  1. Alternative Text for Images:
    Provide descriptive alternative text (alt text) for images, conveying the visual content or function of the image. This ensures that students with visual impairments can understand the context and meaning of the visual elements.

    Alternative Text Examples

  2. Keyboard Accessibility:
    Ensure that all interactive elements, such as buttons, links, and form fields, can be accessed and operated using a keyboard alone. This enables students who rely on keyboard navigation or assistive technologies to navigate and interact with the website seamlessly.

    When we use Keyboard navigation, the person needs to know where they are. So the focus serves as an indicator that the keyboard is on that button/link for example:
    Keyboard Accessibility Example
  3. Semantic HTML:
    Use proper HTML tags to structure your web content. Headings (h1, h2, etc.) help students using screen readers to navigate and understand the hierarchy of information. Semantic HTML also facilitates the use of assistive technologies, improving overall accessibility.

    Semantic HTML Example

  4. Captions and Transcripts for Multimedia:
    Provide closed captions or transcripts for videos and audio content to make them accessible to students who are deaf or hard of hearing. These features ensure that all students can access and comprehend the information presented in multimedia resources.
  5. Color Contrast:
    Ensure sufficient color contrast between text and background elements to make content readable for individuals with visual impairments or color blindness. Use contrast-checking tools to verify that your color combinations meet the WCAG 2.1 standards. Here are some of our favorites tools for color contrast testing at TWEL:
    - SiegeMedia to test the contrast ratio between the text color and the background.
    - Adobe Color Accessibility  to check if the color palette is appropriate for people with color blindness.


  6. Descriptive Link Text:
    Use descriptive link text that provides context and information about the destination of the link. Avoid using generic phrases like "click here" to ensure that all users, including those using assistive technologies, can understand the purpose of the link.

    Descriptive Link Text Exmaples

  7. Clear Form Instructions and Error Messages:
    Provide clear instructions and labels for form fields, guiding students through the completion process. Additionally, offer descriptive error messages that identify and explain any errors encountered during form submission, helping students correct the issues promptly.

    Form Instructions and error message example

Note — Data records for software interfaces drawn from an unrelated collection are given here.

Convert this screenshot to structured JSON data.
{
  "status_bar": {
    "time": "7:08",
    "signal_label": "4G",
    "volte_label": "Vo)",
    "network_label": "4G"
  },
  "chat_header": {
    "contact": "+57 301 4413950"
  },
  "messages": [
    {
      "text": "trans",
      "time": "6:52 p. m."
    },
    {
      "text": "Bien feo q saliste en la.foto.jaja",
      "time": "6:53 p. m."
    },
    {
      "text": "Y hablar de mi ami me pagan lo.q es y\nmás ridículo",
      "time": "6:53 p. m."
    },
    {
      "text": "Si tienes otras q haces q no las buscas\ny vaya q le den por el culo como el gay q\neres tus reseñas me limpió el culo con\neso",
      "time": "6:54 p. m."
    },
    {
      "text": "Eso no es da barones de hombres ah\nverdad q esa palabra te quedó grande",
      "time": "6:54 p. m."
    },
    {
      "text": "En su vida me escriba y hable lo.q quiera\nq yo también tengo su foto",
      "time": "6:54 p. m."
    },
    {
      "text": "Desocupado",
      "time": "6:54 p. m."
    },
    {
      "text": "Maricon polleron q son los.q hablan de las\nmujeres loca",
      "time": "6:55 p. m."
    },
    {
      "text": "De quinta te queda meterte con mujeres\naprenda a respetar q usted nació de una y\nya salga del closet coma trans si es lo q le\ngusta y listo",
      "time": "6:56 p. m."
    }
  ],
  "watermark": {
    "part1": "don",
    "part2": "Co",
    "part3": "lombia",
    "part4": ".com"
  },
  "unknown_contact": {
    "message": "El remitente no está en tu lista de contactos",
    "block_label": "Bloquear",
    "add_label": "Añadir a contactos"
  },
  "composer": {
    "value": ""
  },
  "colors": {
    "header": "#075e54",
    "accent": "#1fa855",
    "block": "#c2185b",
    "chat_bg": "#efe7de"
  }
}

At Twel, we focus on creating accessible websites for higher education that support equal access, inclusivity, and diversity among students. We prioritize not only the student experience but also consider the needs of editors and your team which led us to create an intuitive interface enabling easy customization and modular landing page layouts, with a user-friendly drag-and-drop functionality, this tool significantly enhances the editing experience, simplifying daily content management. Stay tuned for a dedicated article on this tool!

If you are looking to build a new website or improve accessibility of your existing website contact one of our representatives!